I think if I were a tenant, I would prefer to pay just the deposit and rent, even if that rent were a bit higher than have to fork out substantial additional sums at the start of the tenancy.
If there is a ban on agents fees I would support an exception for the following fees:
- The actual cost of reference checks – normally, I understand, in the region of £15-£65
- Half of the cost of an inventory check. (NB At the moment a tenancy agreement contract clause is considered fair if the landlord pays for either the check in or check out and the tenant pays for the other – but not if the tenant pays both)
- Fees if the tenants want to change tenants mid term or end the tenancy early
The reasons I support these exceptions are that:
- Paying for reference costs will discourage tenants applying for multiple properties when they know they will not pass referencing, and
- The inventory checkin/checkout is of benefit to tenants as well as landlords
- It is unfair for landlords to have to pay the additional costs which would be incurred in these circumstances
However, I suspect that if agents fees to tenants are banned – these will be included (although I think agents will still be able to make a charge to tenants for the third item as a condition of agreeing to the tenants’ request).
A more transparent system is needed
If agents are not allowed to charge tenant fees, and if all their costs are paid by the landlords, who then pass them on to rent, it is easier for tenants to assess the true cost of renting the property.
Because at present – a more expensive property might actually work out as cheaper long term if the tenant is not faced with large admin fees to find at the start. But the tenants often don’t know this until it’s too late.
Plus it is easier to absorb an overall higher charge if it is spread over 12 months – as opposed to having to find it all at the start.
Let the good agents shine
I also think (and if I am wrong no doubt they will correct me) that this would, on the whole, be good for the good agents. The ones that either don’t charge tenant fees at all or if they do, only make a modest charge.
They would be revealed as being considerably better value for their customers, the landlords.
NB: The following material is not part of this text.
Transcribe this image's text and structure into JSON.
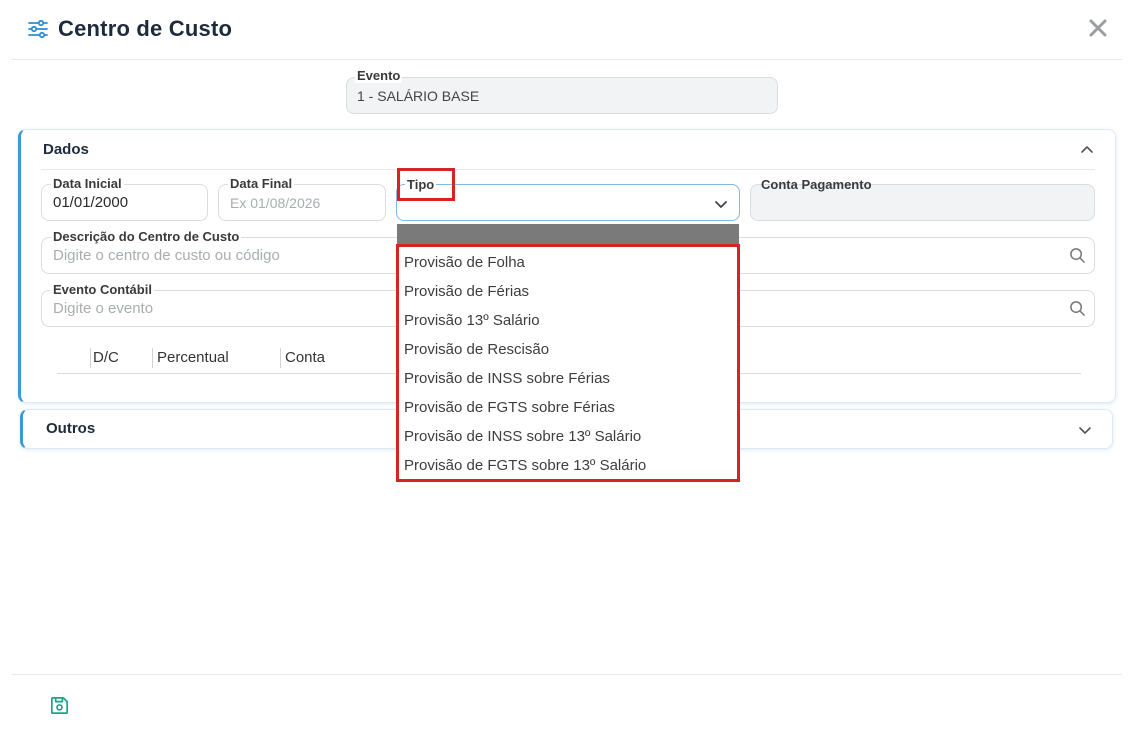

At the moment they are at a disadvantage as their less scrupulous competitors are able to appear more attractive to landlords because they get part of their income from tenants (often without landlord’s express knowledge or permission).
I am therefore largely on the side of those who would wish to ban tenant fees.
I suspect that this will happen eventually – although it is unlikely to be via the Renters Rights bill – unless this does considerably better than expected.